The other day a close friend of mine complained about the burdens that social media adds to our daily lives and asked me how I’m able to avoid it.
And so, here is my guide to protecting oneself from the tiring communication chaos:
*Turning off my phone’s notifications
Even though I’m a person whose mobile sound notifications are always off (and who even wishes that all the world’s phones would be silenced) I did, for a while, have the visual notifications turned on. I felt myself physically overwhelmed when WhatsApp message notifications crowded my screen, despite the fact that most were from people I cared about. I was filled with peace the day that I turned off my screen notifications about three years ago. If I do continue using a certain application, I use it according to my own rules! Throughout the day, I only check my phone during certain times, engaging in the necessary information exchange or laughing at the jokes of my humorous friends, after which I quietly retreat from my phone.
In lieu with this subject, I recommend reading Melis Danişmend’s The Seven Day WhatsApp Nonuse Experiment.
*Designating a time for e-mails

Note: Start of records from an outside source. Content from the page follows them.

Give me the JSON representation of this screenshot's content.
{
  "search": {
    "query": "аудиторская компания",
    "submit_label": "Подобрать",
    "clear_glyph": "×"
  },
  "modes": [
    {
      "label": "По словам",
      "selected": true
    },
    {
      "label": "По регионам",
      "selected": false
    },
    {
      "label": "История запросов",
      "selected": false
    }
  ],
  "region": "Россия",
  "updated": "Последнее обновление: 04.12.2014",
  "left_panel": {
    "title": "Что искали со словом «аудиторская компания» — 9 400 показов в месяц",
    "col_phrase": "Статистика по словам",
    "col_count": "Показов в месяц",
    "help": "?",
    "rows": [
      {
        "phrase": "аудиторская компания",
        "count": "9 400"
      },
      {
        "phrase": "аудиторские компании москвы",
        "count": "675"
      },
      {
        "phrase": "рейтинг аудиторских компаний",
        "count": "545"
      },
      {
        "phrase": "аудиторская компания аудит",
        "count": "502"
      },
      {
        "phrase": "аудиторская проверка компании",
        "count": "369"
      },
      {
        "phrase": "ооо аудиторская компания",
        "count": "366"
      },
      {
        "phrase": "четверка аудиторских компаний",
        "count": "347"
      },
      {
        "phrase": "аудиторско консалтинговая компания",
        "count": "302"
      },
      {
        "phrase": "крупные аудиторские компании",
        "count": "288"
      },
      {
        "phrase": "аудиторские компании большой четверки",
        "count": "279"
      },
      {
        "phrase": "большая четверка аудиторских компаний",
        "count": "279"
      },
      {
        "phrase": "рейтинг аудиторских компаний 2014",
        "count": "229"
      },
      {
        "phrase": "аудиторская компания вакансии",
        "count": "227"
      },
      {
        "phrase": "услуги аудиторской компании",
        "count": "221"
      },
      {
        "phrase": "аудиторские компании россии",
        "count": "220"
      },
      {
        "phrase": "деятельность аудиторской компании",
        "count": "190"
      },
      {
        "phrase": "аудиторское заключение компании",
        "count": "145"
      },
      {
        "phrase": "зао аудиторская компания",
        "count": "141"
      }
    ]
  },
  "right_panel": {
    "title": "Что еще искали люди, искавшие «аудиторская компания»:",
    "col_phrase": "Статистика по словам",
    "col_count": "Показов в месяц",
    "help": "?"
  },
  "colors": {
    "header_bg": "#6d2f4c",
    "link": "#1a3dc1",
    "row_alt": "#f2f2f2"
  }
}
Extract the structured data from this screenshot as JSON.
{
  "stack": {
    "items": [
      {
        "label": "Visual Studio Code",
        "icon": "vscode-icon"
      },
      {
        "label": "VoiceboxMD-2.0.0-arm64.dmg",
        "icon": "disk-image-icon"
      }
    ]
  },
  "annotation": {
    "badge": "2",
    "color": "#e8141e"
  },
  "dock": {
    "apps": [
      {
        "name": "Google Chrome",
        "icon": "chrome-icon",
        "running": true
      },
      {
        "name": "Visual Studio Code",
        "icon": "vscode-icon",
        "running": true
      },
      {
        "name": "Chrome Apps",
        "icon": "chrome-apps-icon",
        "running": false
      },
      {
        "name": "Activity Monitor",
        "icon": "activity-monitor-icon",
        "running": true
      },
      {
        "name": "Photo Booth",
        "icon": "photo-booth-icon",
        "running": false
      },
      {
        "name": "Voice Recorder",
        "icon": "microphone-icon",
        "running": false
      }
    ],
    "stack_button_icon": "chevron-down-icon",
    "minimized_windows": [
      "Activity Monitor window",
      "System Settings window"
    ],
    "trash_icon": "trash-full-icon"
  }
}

I read my e-mails only on my computer and only during certain times of the day, usually in the afternoons. Since I’m most productive in the early morning hours, I avoid doing passive activities like checking my e-mail and instead prefer to focus on active tasks such as producing new ideas, developing solutions, and generating content. I think when we’re not seized by the illusion that someone might die or that an entire project will falter when we don’t answer our e-mails immediately, we can prompt those around us to reevaluate the concept of ‘urgent’ (whose true meaning we’ve completely lost) and the actual function of a phone. If you’re unable to harness the need to incessantly check your e-mails, then remind yourself of Jocelyn K. Glei’s comparison: “If you had a neighbor who went outside to check their mailbox every ten minutes, wouldn’t you think they were crazy?”

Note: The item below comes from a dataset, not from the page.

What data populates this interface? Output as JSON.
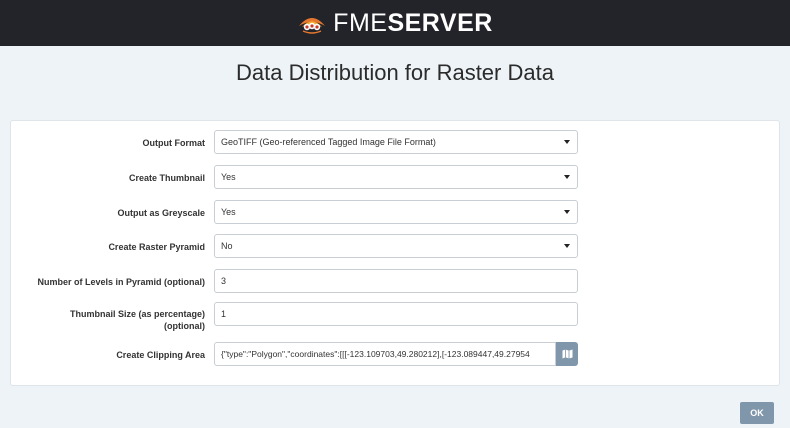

*Living without a television
We parted ways a long time ago. This separation has contributed greatly to my ability to make as much time as I want, for the things that I want.

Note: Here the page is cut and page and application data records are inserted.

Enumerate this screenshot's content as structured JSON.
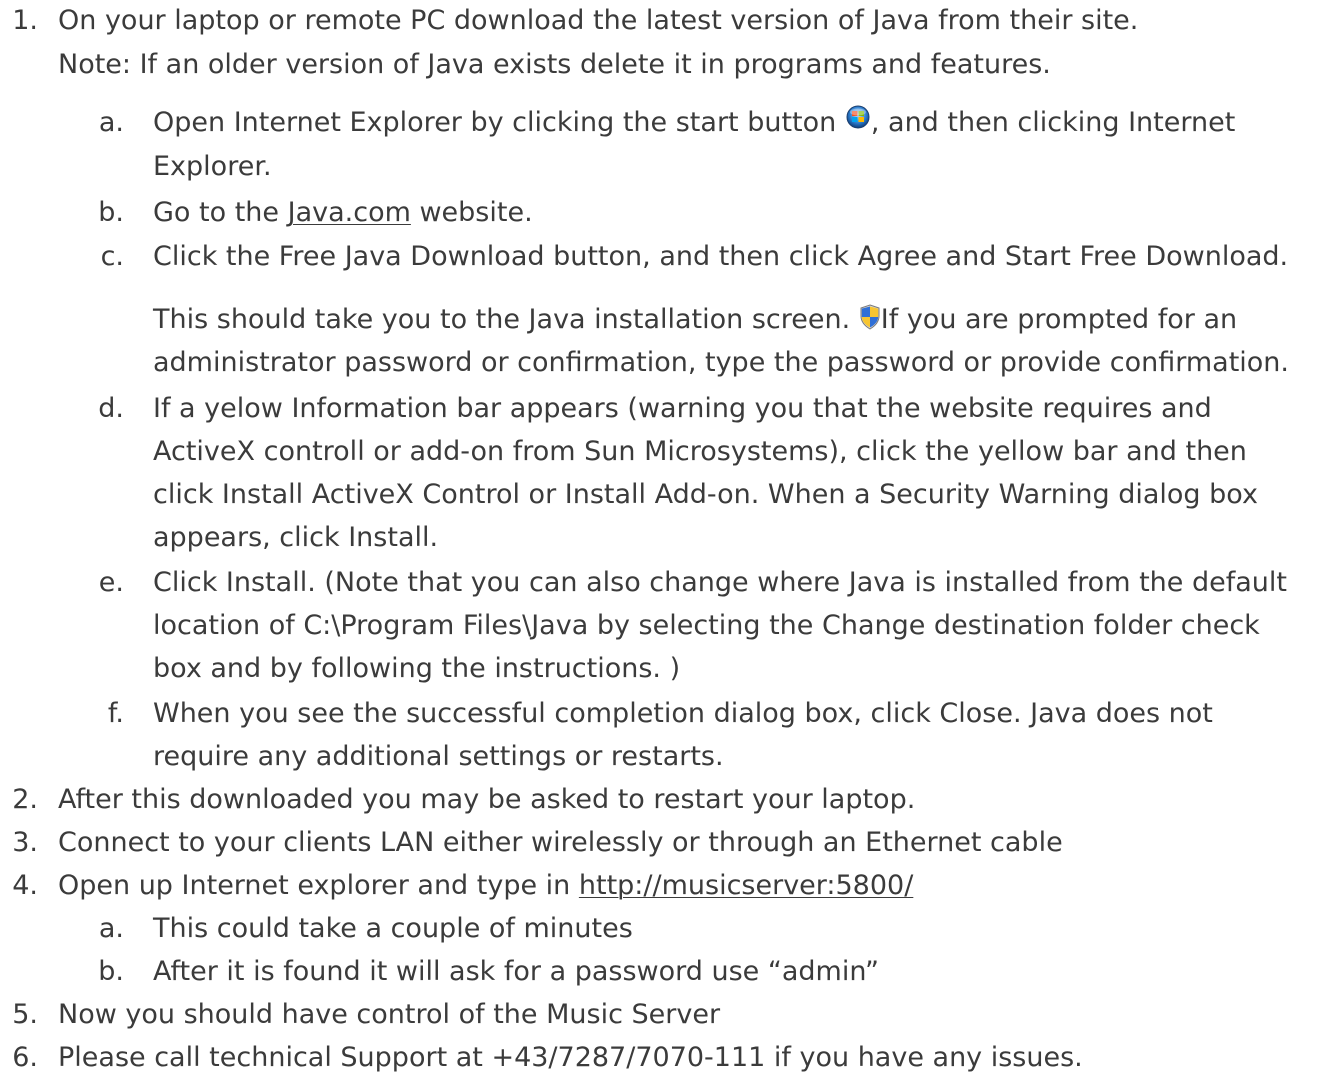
{
  "steps": [
    {
      "number": "1.",
      "line1": "On your laptop or remote PC download the latest version of Java from their site.",
      "line2": "Note: If an older version of Java exists delete it in programs and features.",
      "substeps": [
        {
          "letter": "a.",
          "part1": "Open Internet Explorer by clicking the start button ",
          "part2": ", and then clicking Internet",
          "line2": "Explorer."
        },
        {
          "letter": "b.",
          "before": "Go to the ",
          "link": "Java.com",
          "after": " website."
        },
        {
          "letter": "c.",
          "line1": "Click the Free Java Download button, and then click Agree and Start Free Download.",
          "line2a": "This should take you to the Java installation screen. ",
          "line2b": "If you are prompted for an",
          "line3": "administrator password or confirmation, type the password or provide confirmation."
        },
        {
          "letter": "d.",
          "lines": [
            "If a yelow Information bar appears (warning you that the website requires and",
            "ActiveX controll or add-on from Sun Microsystems), click the yellow bar and then",
            "click Install ActiveX Control or Install Add-on. When a Security Warning dialog box",
            "appears, click Install."
          ]
        },
        {
          "letter": "e.",
          "lines": [
            "Click Install. (Note that you can also change where Java is installed from the default",
            "location of C:\\Program Files\\Java by selecting the Change destination folder check",
            "box and by following the instructions. )"
          ]
        },
        {
          "letter": "f.",
          "lines": [
            "When you see the successful completion dialog box, click Close. Java does not",
            "require any additional settings or restarts."
          ]
        }
      ]
    },
    {
      "number": "2.",
      "text": "After this downloaded you may be asked to restart your laptop."
    },
    {
      "number": "3.",
      "text": "Connect to your clients LAN either wirelessly or through an Ethernet cable"
    },
    {
      "number": "4.",
      "before": "Open up Internet explorer and type in ",
      "link": "http://musicserver:5800/",
      "substeps": [
        {
          "letter": "a.",
          "text": "This could take a couple of minutes"
        },
        {
          "letter": "b.",
          "text": "After it is found it will ask for a password use “admin”"
        }
      ]
    },
    {
      "number": "5.",
      "text": "Now you should have control of the Music Server"
    },
    {
      "number": "6.",
      "text": "Please call technical Support at +43/7287/7070-111 if you have any issues."
    }
  ],
  "icons": {
    "start_button": "windows-start-orb-icon",
    "uac_shield": "uac-shield-icon"
  },
  "colors": {
    "text": "#3b3b3b",
    "background": "#ffffff"
  }
}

*Reading the news in the afternoon
Unfortunately, we rarely come across good news regarding our own country or the world. Ever since being literally drained by the sadness and worry that came from reading negative news in the morning and losing the inspiration and mental health that I needed to continue my day, I began doing this activity in the afternoon. At least I feel a bit more prepared to commiserate with the world’s problems after I’ve spent the morning doing things that are good for me and those in my vicinity.
*Correctly choosing the things I follow
We live in an era where the amount of people who squander their own lives by following those whose lifestyles they criticize is increasing. I believe we need to free ourselves from this stupefying situation, most comparable to a drug, and specify the materials we allow into our minds through a much healthier manner. Even though I lack the need to sift because I’ve chosen not to use social media, I still ask myself if the things I encounter are actually worth reading.
*Staying away from the desire to record
Even though I’m not as assertive as the late Umberto Eco, I still frown upon the need to record moments. Apart from hindering the enjoyment of a moment due to countless photos and videos, I believe the issues of being photogenic and the chaos of sharing, all create an unnecessary congestion.
Hoping we never forget that everything in life is a choice,